  • Good will has a short shelf life. In the aftermath of the 9/11 attacks, much of the world opened its arms to the U.S. and grieved with us as they watched desperate New Yorkers plastering urgent pleas for their lost loved ones all over the city. When the U.S. invaded Afghanistan in an effort to topple al Qaeda and bin Laden months later, the action was generally received by the international community as justified and even necessary. But just two years later, when the U.S. invaded Iraq with the stated purpose of stopping Saddam Hussein's government from obtaining weapons of mass destruction, the Arab world, and some European allies, were less sympathetic. When no WMDs were found and the administration shifted its rationale to one linking its "global war on terror" with the Iraq conflict, that good will dried up further. Last week, the president acknowledged secret overseas CIA jails for terror suspects where possibly illegal interrogation tactics were used. And multiple prisoner-abuse scandals in Iraq and recent allegations in The New Yorker that the Bush administration is planning to attack Iran have also helped eliminate much of that remaining good will. What we don't know: Whether the U.S.'s controversial policies will make allies less likely to cooperate in the war on terror in the future.
  • Our government knows far more (and far less) than we imagined.
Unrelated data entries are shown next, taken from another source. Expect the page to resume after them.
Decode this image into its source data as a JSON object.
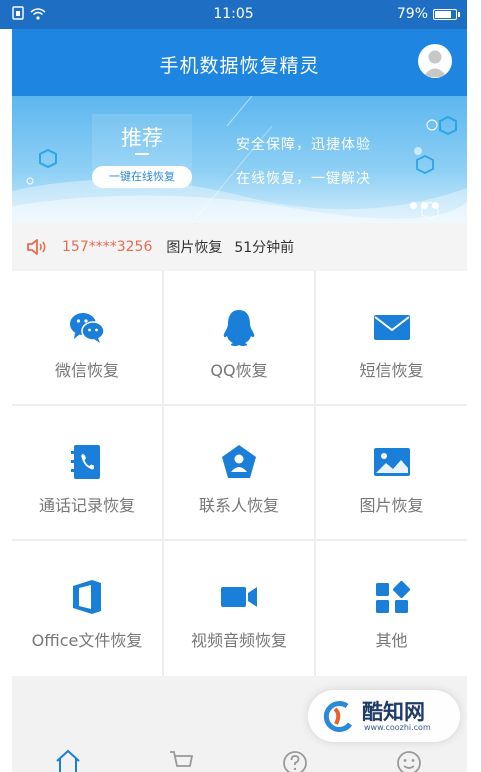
{
  "status_bar": {
    "time": "11:05",
    "battery": "79%",
    "battery_level": 0.79
  },
  "header": {
    "title": "手机数据恢复精灵"
  },
  "banner": {
    "recommend": "推荐",
    "oneclick": "一键在线恢复",
    "slogan1": "安全保障，迅捷体验",
    "slogan2": "在线恢复，一键解决"
  },
  "notice": {
    "phone": "157****3256",
    "type": "图片恢复",
    "time": "51分钟前"
  },
  "features": [
    {
      "label": "微信恢复",
      "icon": "wechat-icon"
    },
    {
      "label": "QQ恢复",
      "icon": "qq-icon"
    },
    {
      "label": "短信恢复",
      "icon": "sms-icon"
    },
    {
      "label": "通话记录恢复",
      "icon": "call-log-icon"
    },
    {
      "label": "联系人恢复",
      "icon": "contacts-icon"
    },
    {
      "label": "图片恢复",
      "icon": "image-icon"
    },
    {
      "label": "Office文件恢复",
      "icon": "office-icon"
    },
    {
      "label": "视频音频恢复",
      "icon": "video-icon"
    },
    {
      "label": "其他",
      "icon": "other-icon"
    }
  ],
  "tabbar": [
    "home-icon",
    "cart-icon",
    "help-icon",
    "smile-icon"
  ],
  "watermark": {
    "name": "酷知网",
    "url": "www.coozhi.com"
  },
  "colors": {
    "primary": "#1e86e0",
    "icon_blue": "#1a7fd8",
    "notice_red": "#e86c4f"
  }
}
    Shortly after the 9/11 attacks, President Bush asked for and received unprecedented — and some say illegal — leeway to have the National Security Administration eavesdrop on Americans in the name of national security. The domestic-spying program was revealed in late 2005 and, according to reports, includes everything from monitoring suspected terrorist calls from overseas into the U.S., mining domestic phone data for calling patterns suggesting illegal activity, and even some spying on e-mail. Also recently revealed was information that the CIA and the Treasury Department have been tracking suspected terrorist financing through a huge database of international financial records. Some of this information has reportedly thwarted planned terror attacks on U.S. soil. But despite the opening of the information floodgates, the precise whereabouts of Osama bin Laden remain a mystery. In the five years since the 9/11 attacks, he has successfully evaded the largest global manhunt in history.

  • Mankind continues to possess an unlimited capacity for evil. "Unimaginable" is the only word that accurately describes the scope of the 9/11 attacks and the methods used in them. An orchestrated, simultaneous hijacking that turned commercial airliners into flying bombs and eventually claimed thousands of lives — the idea would have seemed far-fetched prior to September 11, 2001. Since then, however, the events of that day have served as a precursor to a string of scenarios — real and imagined — that continue to introduce us to new depths of diabolical thought. Commuters are all suspects, barefoot passengers X-ray their shoes, and toothpaste is screened for explosives. And when foiled terror plots didn't give us enough to worry about, the media painted more scenarios jabbing at every perceived hole in our national security blanket until it seemed that no evil was implausible anymore.

And there's one more thing we've learned: We're stronger than we ever knew. As we fight an invisible enemy with no resolution in sight, we're concerned and we're frightened, and yet we carry on as a nation. We've been fed a steady diet of fear for five years, but we haven't panicked, we haven't fled, and we haven't faltered. Instead, we've re-examined the world around us — and our place in it — and we continue to live our lives. We've graduated, we've landed jobs, we've gotten married, we've danced and laughed and loved and done things that seemed as if they might be taken away forever on that tragic Tuesday morning. The human spirit has triumphed, and will continue to do so.